Twelve months after PNP’s grand opening, Davis spends four days weekly running the center if it is open and the other three cleaning it. She’s 10 employees, including several members of the family, but doesn’t expect one to share her passion. "No one’s likely to address it like it’s their business but me," she says.
The recession put a damper on business last summer, but Davis expects to carefully turn a profit next year. Meanwhile, she couldn’t be happier. "You’re on your own toes and you’re constantly thinking, but it’s a great job. Your reward is seeing the children’s eyes light if they walk in the entranceway."
Hobby FORGET ABOUT Some later-life entrepreneurs turn a spare time activity right into a second career. John Olson carved table-top fountains out of gray lava rock in his free time while working as an assistant manager at the Publix grocery chain. Whenever a corporate restructuring reduced his salary, Olson took early retirement and began marketing his fountains to garden centers in earnest, cramming parts into spare corners of his Sunrise, Florida, home. Soon Olson expanded his offerings, moved his online business and hired outside contractors to control the warehouse, orders and customer support.
Olson, 45, credits his success to lessons learned in the grocery business, where his duties included helping store managers streamline processes to bring costs down and profits up. Those efficiencies helped his company thrive as the recession pushed some competitors out of business. In September 2009, Olson bought a former executive retreat in the Smoky Mountain foothills 90 minutes outside Atlanta that now serves as his family’s home, and also the headquarters for his company, GrayStone Industries, another warehouse. A retail fountain shop is in the works.
This season, Olson expects his onetime hobby to create sales of $2 million. His only regret isn’t starting sooner. "I thought you’d to be some type of Harvard Business School graduate," to create a company, he says. "But I realized you merely need to apply basic business principles."
Making a notable difference It’s common for later-life entrepreneurs to start out a business to reconnect with a former passion or even to change lives. Jayne Dearborn did both.

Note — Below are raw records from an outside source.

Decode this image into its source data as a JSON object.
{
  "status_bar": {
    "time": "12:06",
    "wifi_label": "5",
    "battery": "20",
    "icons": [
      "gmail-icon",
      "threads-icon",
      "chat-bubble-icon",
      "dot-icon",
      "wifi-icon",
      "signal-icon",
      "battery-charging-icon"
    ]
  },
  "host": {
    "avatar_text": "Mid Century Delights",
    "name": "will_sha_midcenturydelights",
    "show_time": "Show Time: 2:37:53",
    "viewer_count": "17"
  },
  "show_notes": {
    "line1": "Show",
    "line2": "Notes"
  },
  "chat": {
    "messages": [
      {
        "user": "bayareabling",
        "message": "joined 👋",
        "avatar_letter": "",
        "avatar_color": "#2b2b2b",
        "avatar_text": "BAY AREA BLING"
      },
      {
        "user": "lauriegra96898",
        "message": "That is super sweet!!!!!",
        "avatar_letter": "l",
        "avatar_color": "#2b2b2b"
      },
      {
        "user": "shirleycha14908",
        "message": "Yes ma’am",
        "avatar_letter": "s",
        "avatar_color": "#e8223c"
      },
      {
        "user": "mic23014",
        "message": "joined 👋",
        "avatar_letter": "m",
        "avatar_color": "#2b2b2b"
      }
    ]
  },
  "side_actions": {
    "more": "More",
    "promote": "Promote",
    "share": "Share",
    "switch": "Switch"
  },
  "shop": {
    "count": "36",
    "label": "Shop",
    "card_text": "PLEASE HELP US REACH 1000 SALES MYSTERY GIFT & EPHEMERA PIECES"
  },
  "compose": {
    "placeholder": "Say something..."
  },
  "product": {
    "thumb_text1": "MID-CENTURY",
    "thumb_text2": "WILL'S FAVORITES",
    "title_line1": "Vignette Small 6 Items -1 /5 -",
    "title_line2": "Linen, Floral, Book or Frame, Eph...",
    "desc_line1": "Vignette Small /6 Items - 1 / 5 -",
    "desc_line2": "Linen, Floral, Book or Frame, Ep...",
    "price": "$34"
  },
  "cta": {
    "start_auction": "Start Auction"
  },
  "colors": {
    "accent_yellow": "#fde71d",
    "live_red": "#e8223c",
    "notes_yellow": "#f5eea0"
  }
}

After Dearborn’s 7-year-old son, Max, died of childhood acute myelogenous leukemia (AML), the former dietitian and West Linn, Ore., resident, considered a long-buried love of art to heal. She started making fabric handbags and providing them with to friends. Next came sales at trunk shows, and today her company, JayneMax, sells fabric and leather purses to 20 boutiques in the united states. Her creations have appeared in magazines and on TV’s Ugly Betty. Demand outstripped Dearborn’s capability to do everything herself, so she outsourced manufacturing to China and turned over sales to her husband, Chris, who retired from his high-tech job in 2008 to greatly help run the business enterprise.
Part of Dearborn’s impetus for starting a company was to improve money for Max’s Blue Butterfly, a nonprofit she established in ’09 2009. Since that time, she’s collected $10,000 and is organizing the foundation’s first major fundraiser for Cincinnati Children’s Hospital’s research into childhood AML.
"Handbags were fun, and I possibly could see it growing right into a business for all of us," Dearborn says. "Nonetheless it wasn’t enough for me personally. I felt like I needed this other component where I possibly could surrender in a bigger way."